[Aim of the exercise] Gather every line below where "ᴍᴏᴠᴇ" appears.

Dataset rows describing interfaces

****************************************

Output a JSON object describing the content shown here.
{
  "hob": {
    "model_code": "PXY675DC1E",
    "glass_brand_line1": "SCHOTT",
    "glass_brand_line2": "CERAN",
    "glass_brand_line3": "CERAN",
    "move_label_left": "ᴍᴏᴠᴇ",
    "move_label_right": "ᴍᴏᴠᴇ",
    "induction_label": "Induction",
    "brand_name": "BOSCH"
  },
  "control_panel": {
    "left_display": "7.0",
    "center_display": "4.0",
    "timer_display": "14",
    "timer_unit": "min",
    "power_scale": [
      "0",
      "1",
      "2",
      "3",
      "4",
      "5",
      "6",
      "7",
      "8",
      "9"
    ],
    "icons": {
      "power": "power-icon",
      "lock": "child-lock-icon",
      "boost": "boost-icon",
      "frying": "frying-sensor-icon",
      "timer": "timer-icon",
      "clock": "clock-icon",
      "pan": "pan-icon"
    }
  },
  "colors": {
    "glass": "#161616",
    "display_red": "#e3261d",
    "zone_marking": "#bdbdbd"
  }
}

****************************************

[Exercise result]
    "move_label_left": "ᴍᴏᴠᴇ",
    "move_label_right": "ᴍᴏᴠᴇ",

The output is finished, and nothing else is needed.